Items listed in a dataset

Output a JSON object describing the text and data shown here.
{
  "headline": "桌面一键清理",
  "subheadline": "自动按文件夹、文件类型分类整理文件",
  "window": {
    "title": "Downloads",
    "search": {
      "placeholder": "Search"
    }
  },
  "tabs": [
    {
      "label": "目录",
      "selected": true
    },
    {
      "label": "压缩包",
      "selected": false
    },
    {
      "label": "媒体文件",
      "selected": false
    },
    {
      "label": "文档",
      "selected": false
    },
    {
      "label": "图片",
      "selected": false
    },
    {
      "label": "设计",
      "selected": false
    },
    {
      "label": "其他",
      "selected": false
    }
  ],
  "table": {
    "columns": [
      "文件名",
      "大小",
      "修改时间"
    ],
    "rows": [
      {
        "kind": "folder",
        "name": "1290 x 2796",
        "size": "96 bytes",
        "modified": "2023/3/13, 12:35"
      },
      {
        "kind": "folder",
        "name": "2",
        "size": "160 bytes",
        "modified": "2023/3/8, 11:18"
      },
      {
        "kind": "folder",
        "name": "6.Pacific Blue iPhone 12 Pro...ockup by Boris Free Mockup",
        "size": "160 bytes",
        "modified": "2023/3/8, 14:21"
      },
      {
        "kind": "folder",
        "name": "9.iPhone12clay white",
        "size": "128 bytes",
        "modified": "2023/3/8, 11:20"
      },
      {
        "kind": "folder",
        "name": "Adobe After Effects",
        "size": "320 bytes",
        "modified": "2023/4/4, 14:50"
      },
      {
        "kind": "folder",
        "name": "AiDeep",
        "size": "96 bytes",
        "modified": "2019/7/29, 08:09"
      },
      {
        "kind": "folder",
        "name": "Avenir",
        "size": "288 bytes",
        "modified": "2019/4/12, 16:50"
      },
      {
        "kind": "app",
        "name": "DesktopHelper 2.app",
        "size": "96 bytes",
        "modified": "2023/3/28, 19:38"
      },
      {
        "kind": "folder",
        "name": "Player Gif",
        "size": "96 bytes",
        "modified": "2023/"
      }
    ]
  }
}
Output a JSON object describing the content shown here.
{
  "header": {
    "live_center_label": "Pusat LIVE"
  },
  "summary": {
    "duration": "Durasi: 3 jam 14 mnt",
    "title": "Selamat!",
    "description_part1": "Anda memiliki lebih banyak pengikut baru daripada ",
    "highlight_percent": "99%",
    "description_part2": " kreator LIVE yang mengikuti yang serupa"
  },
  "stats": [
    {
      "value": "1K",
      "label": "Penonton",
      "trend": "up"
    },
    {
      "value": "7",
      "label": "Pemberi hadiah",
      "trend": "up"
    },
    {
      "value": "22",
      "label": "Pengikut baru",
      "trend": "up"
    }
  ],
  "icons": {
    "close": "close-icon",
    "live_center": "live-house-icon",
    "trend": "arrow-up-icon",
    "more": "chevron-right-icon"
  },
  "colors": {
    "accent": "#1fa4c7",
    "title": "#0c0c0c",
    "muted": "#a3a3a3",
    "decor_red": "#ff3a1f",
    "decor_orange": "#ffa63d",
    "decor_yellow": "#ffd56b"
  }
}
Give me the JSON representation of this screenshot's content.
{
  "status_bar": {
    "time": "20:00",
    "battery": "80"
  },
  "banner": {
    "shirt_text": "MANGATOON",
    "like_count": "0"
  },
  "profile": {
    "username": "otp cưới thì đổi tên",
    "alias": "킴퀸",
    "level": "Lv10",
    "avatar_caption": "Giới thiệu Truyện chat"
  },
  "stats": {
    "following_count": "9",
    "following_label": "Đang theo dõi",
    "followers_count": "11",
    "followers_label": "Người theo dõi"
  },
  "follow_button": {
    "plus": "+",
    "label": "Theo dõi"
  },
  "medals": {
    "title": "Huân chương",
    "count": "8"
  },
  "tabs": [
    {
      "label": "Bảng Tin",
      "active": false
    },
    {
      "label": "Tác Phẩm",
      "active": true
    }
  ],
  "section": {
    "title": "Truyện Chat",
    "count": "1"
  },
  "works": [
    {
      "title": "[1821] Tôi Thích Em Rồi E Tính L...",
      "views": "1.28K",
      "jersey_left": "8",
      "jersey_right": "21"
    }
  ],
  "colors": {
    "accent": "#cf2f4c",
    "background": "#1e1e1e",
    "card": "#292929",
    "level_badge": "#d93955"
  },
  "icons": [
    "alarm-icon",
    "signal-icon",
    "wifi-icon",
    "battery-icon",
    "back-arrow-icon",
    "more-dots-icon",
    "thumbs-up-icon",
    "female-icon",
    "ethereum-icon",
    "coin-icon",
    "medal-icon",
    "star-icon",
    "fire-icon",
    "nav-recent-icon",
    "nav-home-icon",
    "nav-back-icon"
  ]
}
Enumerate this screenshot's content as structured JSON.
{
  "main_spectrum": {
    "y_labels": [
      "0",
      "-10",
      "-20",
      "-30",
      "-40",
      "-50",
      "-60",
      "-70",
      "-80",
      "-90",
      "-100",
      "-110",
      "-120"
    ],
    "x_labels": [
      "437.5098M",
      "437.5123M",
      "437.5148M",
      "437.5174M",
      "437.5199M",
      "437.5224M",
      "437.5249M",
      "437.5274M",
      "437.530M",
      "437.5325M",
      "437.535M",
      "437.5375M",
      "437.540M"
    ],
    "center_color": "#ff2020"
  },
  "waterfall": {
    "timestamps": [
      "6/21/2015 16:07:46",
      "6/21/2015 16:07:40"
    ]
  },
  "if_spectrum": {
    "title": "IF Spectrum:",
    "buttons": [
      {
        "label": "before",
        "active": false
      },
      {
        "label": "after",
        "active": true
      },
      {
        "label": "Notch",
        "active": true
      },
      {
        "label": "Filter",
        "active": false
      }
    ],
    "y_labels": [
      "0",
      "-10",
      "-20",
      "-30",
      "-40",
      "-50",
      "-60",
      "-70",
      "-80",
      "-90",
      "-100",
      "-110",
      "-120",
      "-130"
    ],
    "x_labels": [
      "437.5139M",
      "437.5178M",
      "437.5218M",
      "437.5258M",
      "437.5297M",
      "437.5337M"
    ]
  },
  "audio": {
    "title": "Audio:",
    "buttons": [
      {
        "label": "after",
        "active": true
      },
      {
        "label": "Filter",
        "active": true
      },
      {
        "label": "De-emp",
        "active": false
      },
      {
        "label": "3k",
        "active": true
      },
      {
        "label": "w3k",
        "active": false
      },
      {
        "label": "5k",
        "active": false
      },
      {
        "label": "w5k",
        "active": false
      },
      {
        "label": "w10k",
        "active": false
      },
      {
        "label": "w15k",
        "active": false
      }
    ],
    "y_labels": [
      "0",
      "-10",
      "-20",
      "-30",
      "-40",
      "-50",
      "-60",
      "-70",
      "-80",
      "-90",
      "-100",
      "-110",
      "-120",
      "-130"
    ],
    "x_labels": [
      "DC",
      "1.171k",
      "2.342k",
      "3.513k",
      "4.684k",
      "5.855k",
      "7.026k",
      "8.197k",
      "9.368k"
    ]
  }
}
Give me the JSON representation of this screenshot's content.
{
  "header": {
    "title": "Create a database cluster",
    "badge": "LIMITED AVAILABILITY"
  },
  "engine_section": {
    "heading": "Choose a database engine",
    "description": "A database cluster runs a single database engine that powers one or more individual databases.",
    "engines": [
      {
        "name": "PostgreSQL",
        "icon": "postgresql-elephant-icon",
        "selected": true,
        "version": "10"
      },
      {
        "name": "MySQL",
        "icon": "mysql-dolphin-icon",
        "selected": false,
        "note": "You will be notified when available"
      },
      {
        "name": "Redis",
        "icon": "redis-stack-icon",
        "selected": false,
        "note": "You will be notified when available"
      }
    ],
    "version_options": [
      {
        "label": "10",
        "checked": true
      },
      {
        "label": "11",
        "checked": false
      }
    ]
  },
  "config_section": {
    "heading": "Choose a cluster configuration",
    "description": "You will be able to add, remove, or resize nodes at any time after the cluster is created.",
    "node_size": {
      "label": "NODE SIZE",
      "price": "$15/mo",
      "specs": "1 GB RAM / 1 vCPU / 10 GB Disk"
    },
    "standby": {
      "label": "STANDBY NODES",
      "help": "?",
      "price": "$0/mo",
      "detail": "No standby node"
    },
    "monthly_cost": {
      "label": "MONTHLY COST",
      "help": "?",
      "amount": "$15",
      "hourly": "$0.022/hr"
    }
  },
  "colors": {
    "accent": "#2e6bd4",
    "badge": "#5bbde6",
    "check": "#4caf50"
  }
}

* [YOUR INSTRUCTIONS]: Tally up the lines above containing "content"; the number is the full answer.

* [RESPONSE]: 4